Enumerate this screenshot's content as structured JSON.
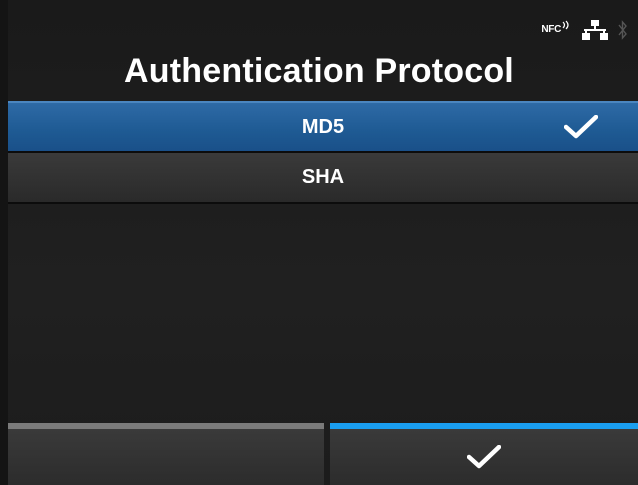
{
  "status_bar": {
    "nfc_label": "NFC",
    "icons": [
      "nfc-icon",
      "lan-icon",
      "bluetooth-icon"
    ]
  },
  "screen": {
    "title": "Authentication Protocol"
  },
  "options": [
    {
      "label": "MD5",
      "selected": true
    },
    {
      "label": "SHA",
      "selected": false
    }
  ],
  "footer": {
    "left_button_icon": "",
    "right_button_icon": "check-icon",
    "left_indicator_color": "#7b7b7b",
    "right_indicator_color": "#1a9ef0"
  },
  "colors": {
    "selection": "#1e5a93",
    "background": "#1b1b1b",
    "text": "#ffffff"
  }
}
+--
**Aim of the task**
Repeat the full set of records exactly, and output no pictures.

**Written answer**
Enumerate this screenshot's content as structured JSON.
{
  "status_bar": {
    "nfc_label": "NFC",
    "icons": [
      "nfc-icon",
      "lan-icon",
      "bluetooth-icon"
    ]
  },
  "screen": {
    "title": "Authentication Protocol"
  },
  "options": [
    {
      "label": "MD5",
      "selected": true
    },
    {
      "label": "SHA",
      "selected": false
    }
  ],
  "footer": {
    "left_button_icon": "",
    "right_button_icon": "check-icon",
    "left_indicator_color": "#7b7b7b",
    "right_indicator_color": "#1a9ef0"
  },
  "colors": {
    "selection": "#1e5a93",
    "background": "#1b1b1b",
    "text": "#ffffff"
  }
}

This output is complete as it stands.